Zondle is a place teachers can go to find, create, and share games focused on classroom content. Teachers set up their classes and assign topics (basically content to be covered) and questions to each student. These topics/questions can be created from scratch or borrowed from what has already been created. When students log in, they can choose from their topics and then pick from a selection of games to play that "teach" these topics. These games are very simplistic templates, and the questions teachers add tend to layer in the learning. For example, players might see a multiple-choice question at the top of the screen and have to gobble up the worm displaying the correct answer. Other games devolve into the chocolate-covered broccoli approach where learning isn't even integrated into the game itself; instead, students answer a question then play a game as a reward.

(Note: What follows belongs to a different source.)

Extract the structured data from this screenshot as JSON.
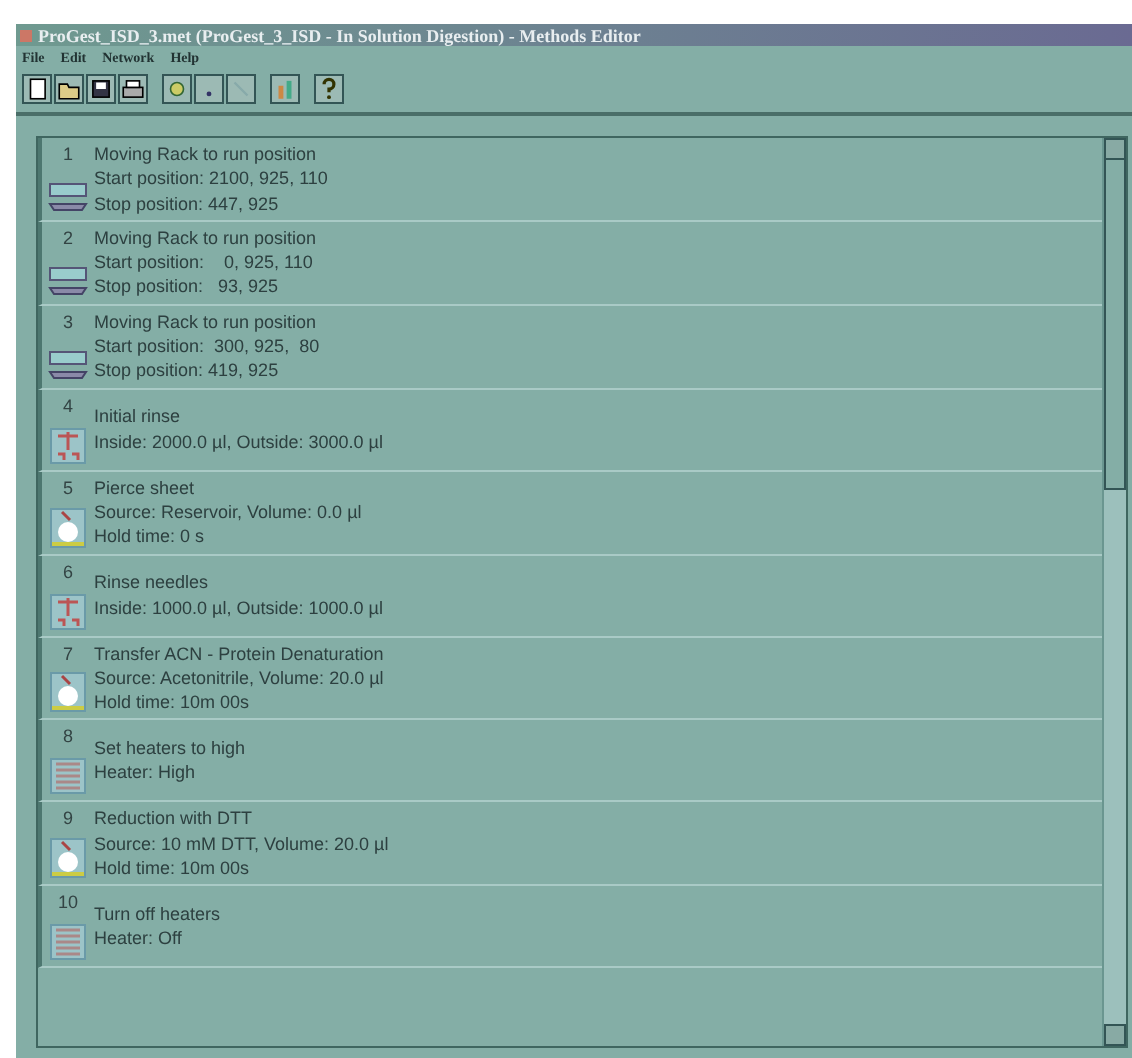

While the games on Zondle aren't very good representations of what games for learning can do, they'll offer something different than worksheets. It's helpful that teachers can tweak content, adding their own questions to personalize the experience to each student. And there's a huge variety of subjects available, so teachers likely won't have any trouble finding the information they want to review. Still, it's hard to claim Zondle is doing much more than offering a new way to deliver flashcard-style practice. Although this type of question-and-answer review has its place, it's not likely to hold students' attention for long, and doesn't do what games are great at: building higher-order thinking skills.